How do you plan for full time family travel?  Well, here’s how we did it.

Leaving Canada for the first time


Because full time travel is not always easy, you have to be pretty committed to the idea.  You need a balance of giddy inspiration and cold, hard realism.

Travel is intoxicating.  Everything is new and exciting.  It challenges assumptions and broadens the mind.  It humbles us and fills us with awe.  (Go HERE to see some of our inspiration) It’s awesome, but it’s probably not enough to be excited about travel.  You also have to be excited about leaving a life that is familiar and comfortable.  That is the trade-off.  Even the most fascinating geography, churches and castles get old after a while and pretty soon full time travel is more about living life in a different place and less about the adventure.  It’s still awesome, just realize the infatuation phase will fade.


There are all kinds of ways that families fund full time travel, but let’s get one thing out of the way:  Full time travel is probably not as expensive as you think.

The average cost of an all-inclusive resort for a family of four in Mexico is about $4000CDN per week, not including flights. Extrapolate this to a year of travel and you’re looking at over $200k – whoa!!  That would not be feasible for the vast majority of us. 

Full time travel is different.  Staying in Airbnb’s rather than hotels;  having the flexibility to snag super cheap flights when they become available;  making most of our own meals; spending more time in cheaper countries . . . depending on where you travel and how you do it, we know of many families of four who are traveling sustainably on a budget of less than $100/day.

Still, you have to fund the trip somehow.  Many families continue to work remotely as they travel.  Some try to fund their adventures by blogging/vlogging.  Our approach has three parts:

  1.  We have savings which were earmarked for retirement but we think this adventure is more important.  
  2. Those savings are invested in a conservative portfolio of dividend-paying stocks, i.e. they generate income for us.
  3. We sold our house, our cars and most of our stuff (we didn’t need it all anyway)


As parents we’re all obsessed with our offspring growing up to be hyper-intelligent, kind, well-adjusted human beings who will save the world.  How can they do that if they’re not in school??

Interestingly, the people who were the most enthusiastic and supportive about us taking our four boys out of school to travel were teachers!  They know the institutionalized model of schooling is archaic and no longer fulfills the needs of students or society.  At the same time they reassured us that kids will learn no matter what we do – it’s a question of what they are exposed to.  World travel exposes them to the best possible subject matter: life with all it’s myriad challenges and colourful varieties.

There are many valid approaches to educating young minds.  Even the traditional school system suits some kids just fine.  Traveling families might “homeschool” using a structured class format, textbooks, assignments, tests, etc. – basically recreating the classroom environment.  The other extreme is “unschooling” where the kids basically call all the shots, learning whenever and whatever they want.

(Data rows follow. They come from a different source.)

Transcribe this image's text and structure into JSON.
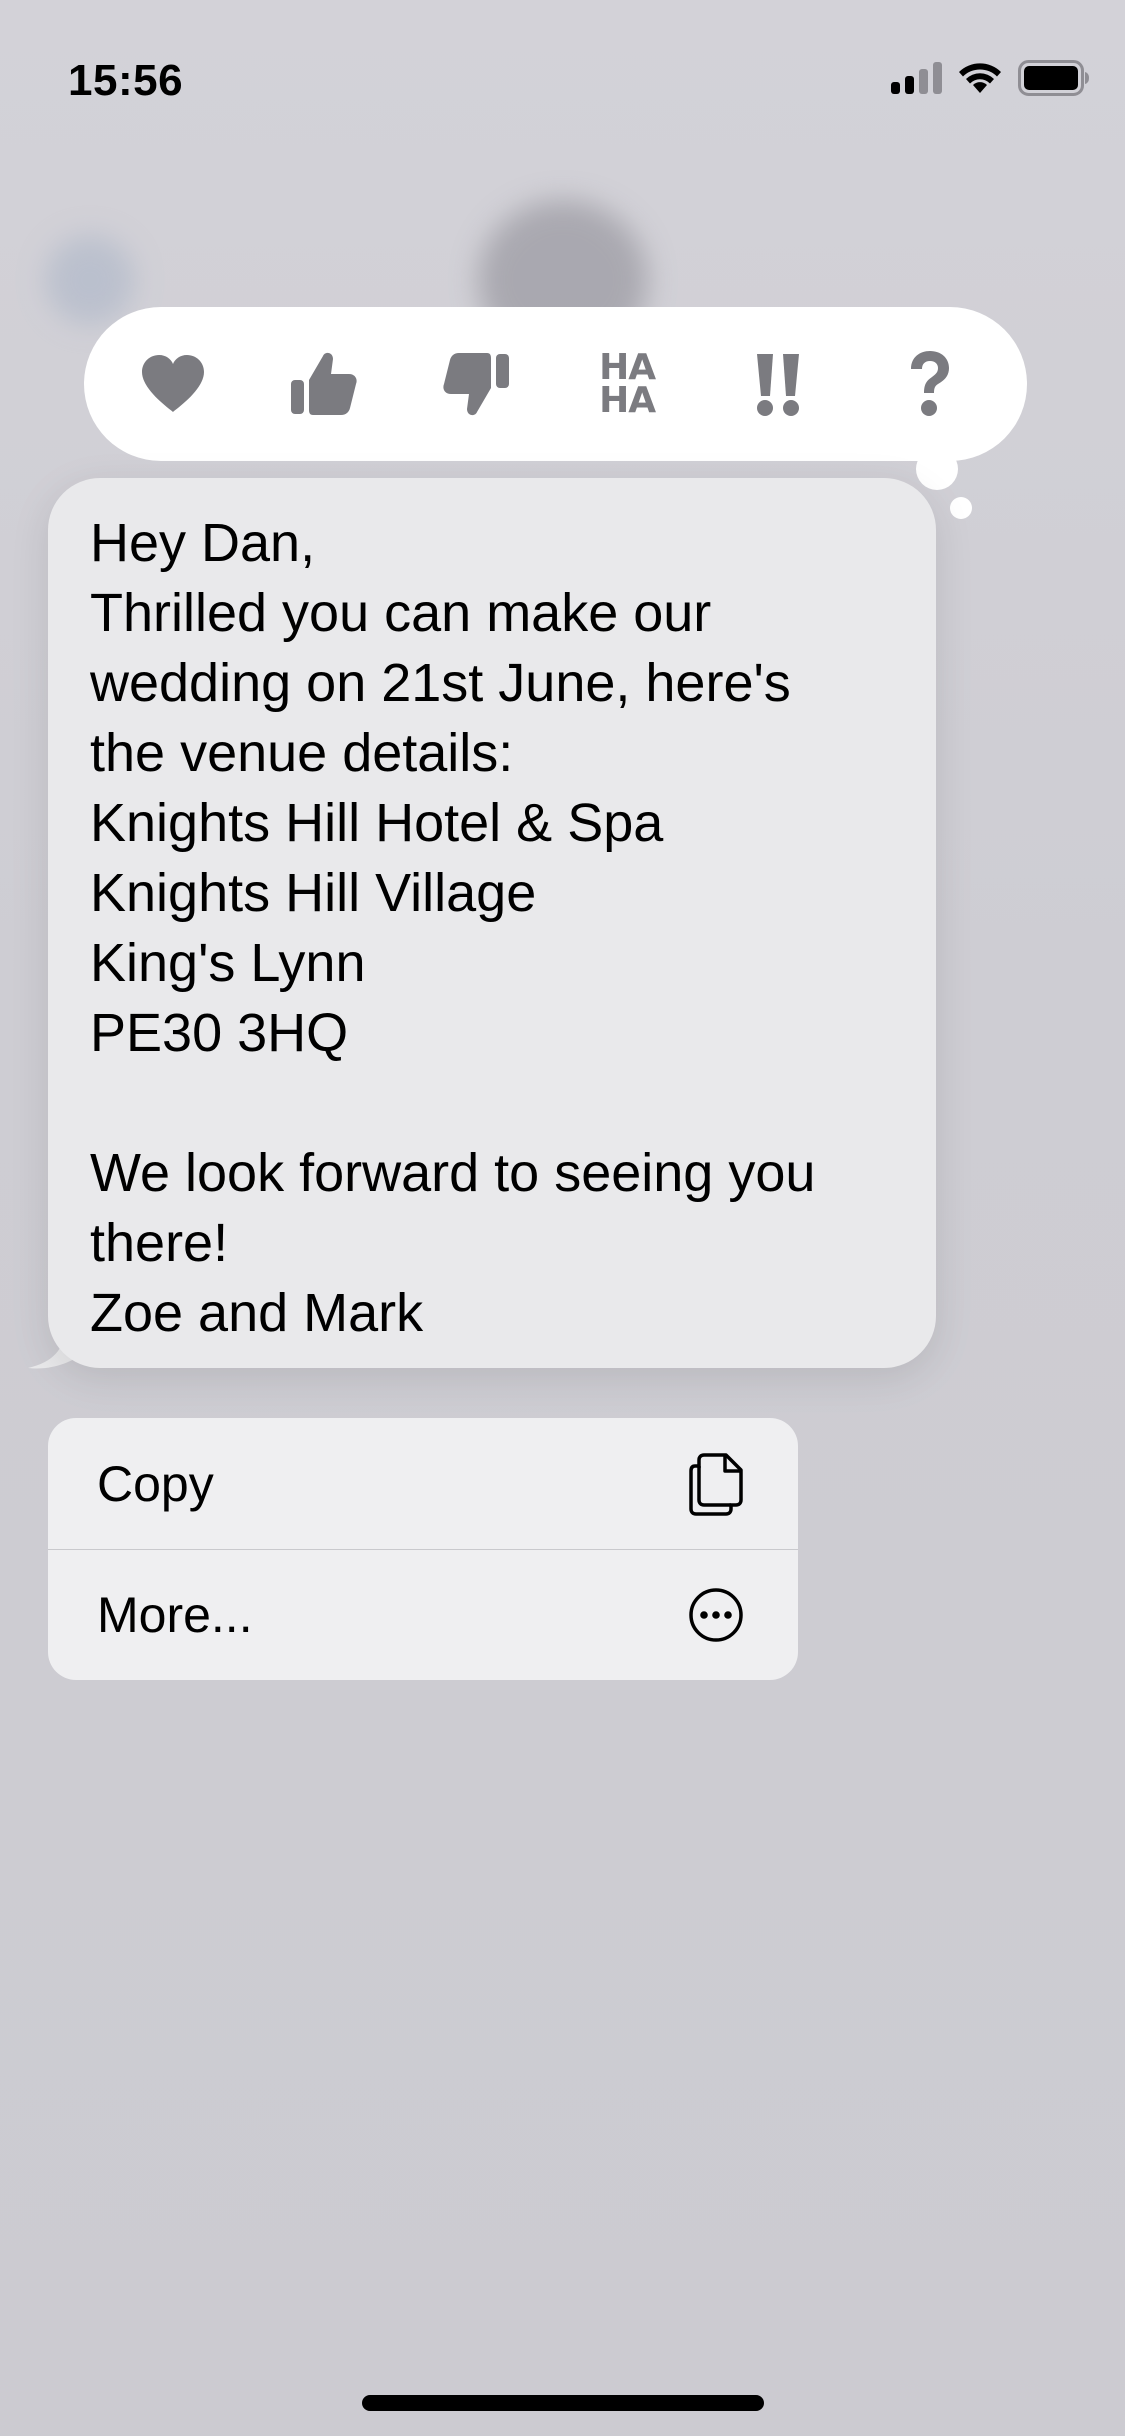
{
  "status_bar": {
    "time": "15:56"
  },
  "reactions": [
    {
      "name": "heart-icon",
      "label": "Heart"
    },
    {
      "name": "thumbs-up-icon",
      "label": "Like"
    },
    {
      "name": "thumbs-down-icon",
      "label": "Dislike"
    },
    {
      "name": "haha-icon",
      "label": "HA HA"
    },
    {
      "name": "exclamation-icon",
      "label": "!!"
    },
    {
      "name": "question-icon",
      "label": "?"
    }
  ],
  "reaction_haha_text": {
    "line1": "HA",
    "line2": "HA"
  },
  "message": {
    "lines": [
      "Hey Dan,",
      "Thrilled you can make our",
      "wedding on 21st June, here's",
      "the venue details:",
      "Knights Hill Hotel & Spa",
      "Knights Hill Village",
      "King's Lynn",
      "PE30 3HQ",
      "",
      "We look forward to seeing you",
      "there!",
      "Zoe and Mark"
    ]
  },
  "context_menu": {
    "copy_label": "Copy",
    "more_label": "More..."
  },
  "colors": {
    "reaction_icon": "#7b7b80",
    "bubble": "#e9e9eb",
    "background": "#cfced4"
  }
}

Being more middle-of-the-road kind of folks, we like the term “worldschool” to describe what we’re doing.  No textbooks, no curriculum (they are not mandated by our educational system in Ontario, Canada).  For the most part the kids are encouraged to investigate and work on whatever they are excited about at the time.  It changes all the time, but at this moment Owen is learning computer game design, Jake is learning a little piano because there is one in this Airbnb, Ben just wrote an amazing blog post about our first three months of travel, and Eli is translating English words into the Bulgarian Cyrillic alphabet.  That gives you taste.

But we also have the chance to pursue learning opportunities as a family based on our location.  History is an obvious one.  Ecology.  Politics.  Languages . . . the list goes on.  And it goes without saying that learning about the WW II concentration camps when you’re in Poland or communism when you’re in Bulgaria is far more interesting and impactful than reading about it in a textbook. 


I can’t count the number of times we were asked if we had planned out our first year of travel.  We’re so used to planning our vacations down to the last detail, you might assume full time travel would be the same.   Ummm . . . not so much.

Not only is it impractical, we would argue its also less fun.  How can you know how fast or slow you’re going to want to go?  What if you love a place and want to stay longer or hate a place and want to leave?  Will you say “No, thanks” to a spontaneous opportunity just because it doesn’t fit with your plans?

I’ve written about how the definition of adventure is stepping into the unknown and letting serendipity work her magic.  Having a general direction and a list of things that get you excited is great, but we’re quite happy planning a month or two at a time.

OK, so you’ve figured out a plan to get away . . . So, what is it like to be out here actually doing it?